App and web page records
=== Begin Enclosure ===
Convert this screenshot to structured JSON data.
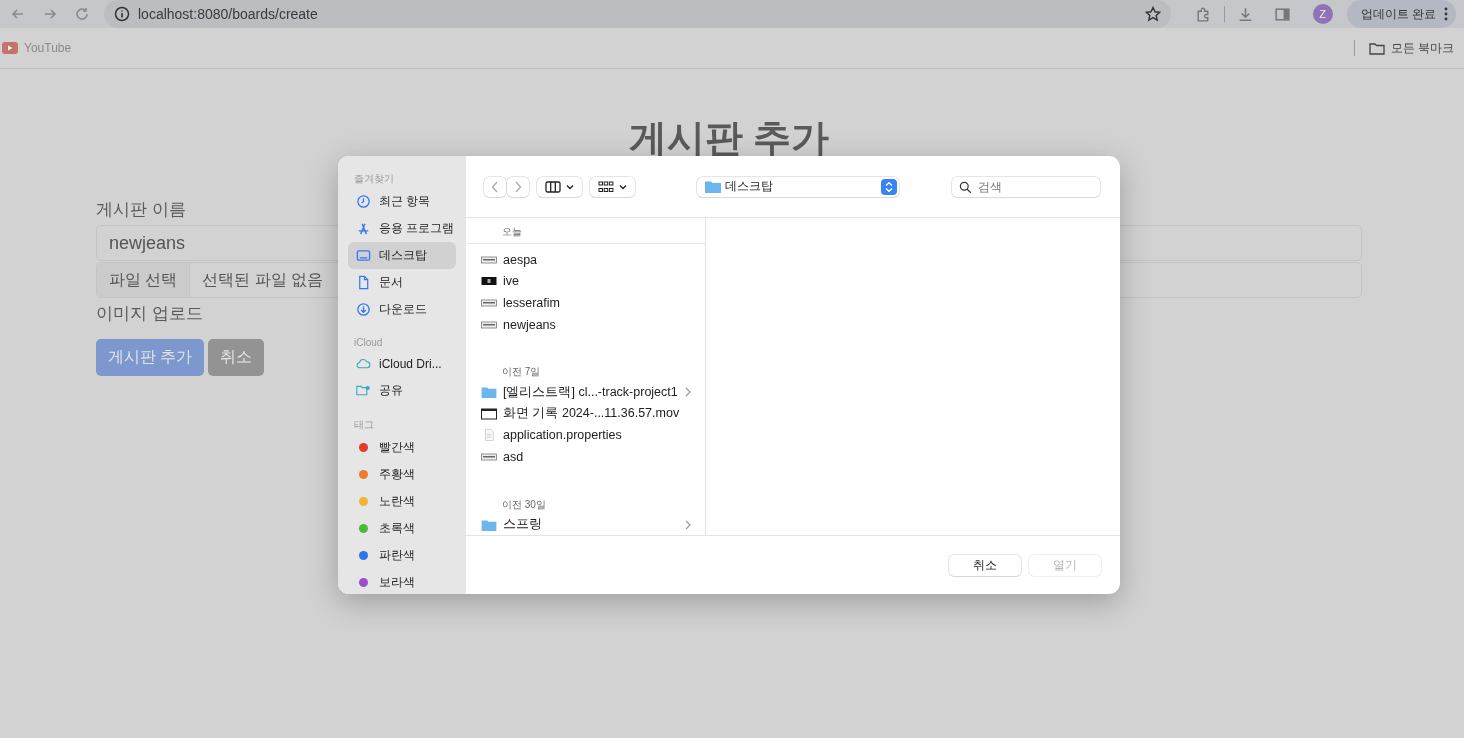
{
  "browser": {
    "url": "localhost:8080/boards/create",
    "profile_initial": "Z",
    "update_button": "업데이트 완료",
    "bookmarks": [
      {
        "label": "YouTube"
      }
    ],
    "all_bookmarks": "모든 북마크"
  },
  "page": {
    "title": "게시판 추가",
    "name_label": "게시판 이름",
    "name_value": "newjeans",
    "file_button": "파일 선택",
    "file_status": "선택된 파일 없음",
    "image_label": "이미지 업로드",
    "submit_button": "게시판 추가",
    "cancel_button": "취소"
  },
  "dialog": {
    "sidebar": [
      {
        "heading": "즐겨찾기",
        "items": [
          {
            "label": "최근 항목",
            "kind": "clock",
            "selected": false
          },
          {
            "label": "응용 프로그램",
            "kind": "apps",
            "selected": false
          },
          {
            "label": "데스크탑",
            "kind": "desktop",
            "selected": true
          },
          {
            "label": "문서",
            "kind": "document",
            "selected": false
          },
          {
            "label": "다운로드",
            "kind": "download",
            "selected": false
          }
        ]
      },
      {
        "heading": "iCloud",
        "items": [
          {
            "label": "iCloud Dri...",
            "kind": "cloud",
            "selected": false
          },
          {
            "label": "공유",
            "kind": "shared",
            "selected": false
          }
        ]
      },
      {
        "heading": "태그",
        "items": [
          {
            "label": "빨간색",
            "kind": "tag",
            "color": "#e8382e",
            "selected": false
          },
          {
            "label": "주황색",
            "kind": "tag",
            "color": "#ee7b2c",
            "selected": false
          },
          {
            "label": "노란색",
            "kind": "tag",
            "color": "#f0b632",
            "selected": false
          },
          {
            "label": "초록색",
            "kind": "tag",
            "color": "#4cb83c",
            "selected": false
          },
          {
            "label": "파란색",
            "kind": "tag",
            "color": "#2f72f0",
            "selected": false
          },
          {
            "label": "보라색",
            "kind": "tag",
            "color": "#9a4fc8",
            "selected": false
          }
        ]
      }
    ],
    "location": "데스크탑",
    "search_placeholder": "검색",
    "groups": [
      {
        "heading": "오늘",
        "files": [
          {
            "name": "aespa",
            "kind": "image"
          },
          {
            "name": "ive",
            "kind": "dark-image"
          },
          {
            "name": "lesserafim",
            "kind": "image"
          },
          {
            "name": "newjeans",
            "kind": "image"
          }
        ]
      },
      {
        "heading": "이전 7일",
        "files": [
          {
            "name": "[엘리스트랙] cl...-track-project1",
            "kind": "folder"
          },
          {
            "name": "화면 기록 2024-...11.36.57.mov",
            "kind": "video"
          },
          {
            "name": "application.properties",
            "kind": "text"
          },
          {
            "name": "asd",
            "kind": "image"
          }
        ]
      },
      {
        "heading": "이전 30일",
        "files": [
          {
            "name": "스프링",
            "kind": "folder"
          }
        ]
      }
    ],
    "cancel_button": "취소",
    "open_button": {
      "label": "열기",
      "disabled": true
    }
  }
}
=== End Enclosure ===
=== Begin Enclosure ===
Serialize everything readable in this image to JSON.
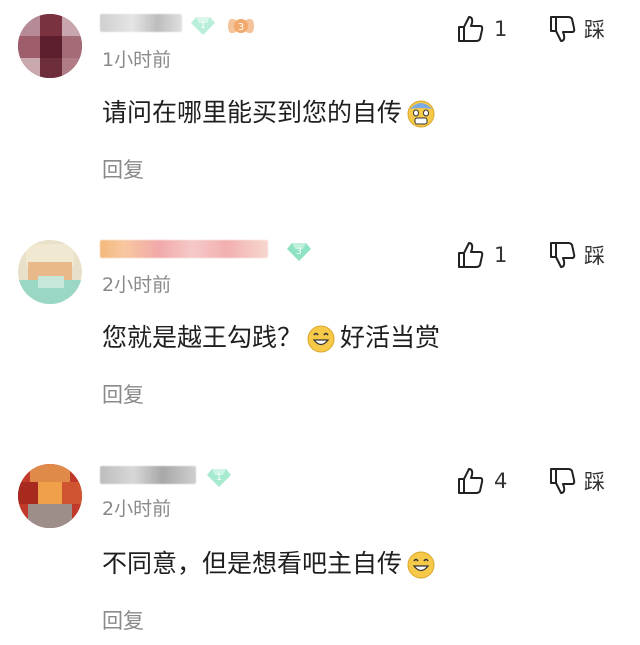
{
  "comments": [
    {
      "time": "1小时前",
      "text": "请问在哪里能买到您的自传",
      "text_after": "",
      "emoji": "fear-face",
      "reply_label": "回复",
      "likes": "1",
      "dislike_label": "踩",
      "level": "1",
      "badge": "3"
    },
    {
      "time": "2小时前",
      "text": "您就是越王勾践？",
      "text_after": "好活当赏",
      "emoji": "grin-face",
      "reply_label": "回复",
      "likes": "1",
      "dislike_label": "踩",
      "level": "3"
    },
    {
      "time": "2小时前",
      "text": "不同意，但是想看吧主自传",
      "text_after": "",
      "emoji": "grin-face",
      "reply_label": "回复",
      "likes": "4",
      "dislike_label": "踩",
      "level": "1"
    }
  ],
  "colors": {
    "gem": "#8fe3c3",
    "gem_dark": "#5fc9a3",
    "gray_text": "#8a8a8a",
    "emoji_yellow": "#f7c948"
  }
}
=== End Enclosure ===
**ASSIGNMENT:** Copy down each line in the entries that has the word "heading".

**ANSWER:**
        "heading": "즐겨찾기",
        "heading": "iCloud",
        "heading": "태그",
        "heading": "오늘",
        "heading": "이전 7일",
        "heading": "이전 30일",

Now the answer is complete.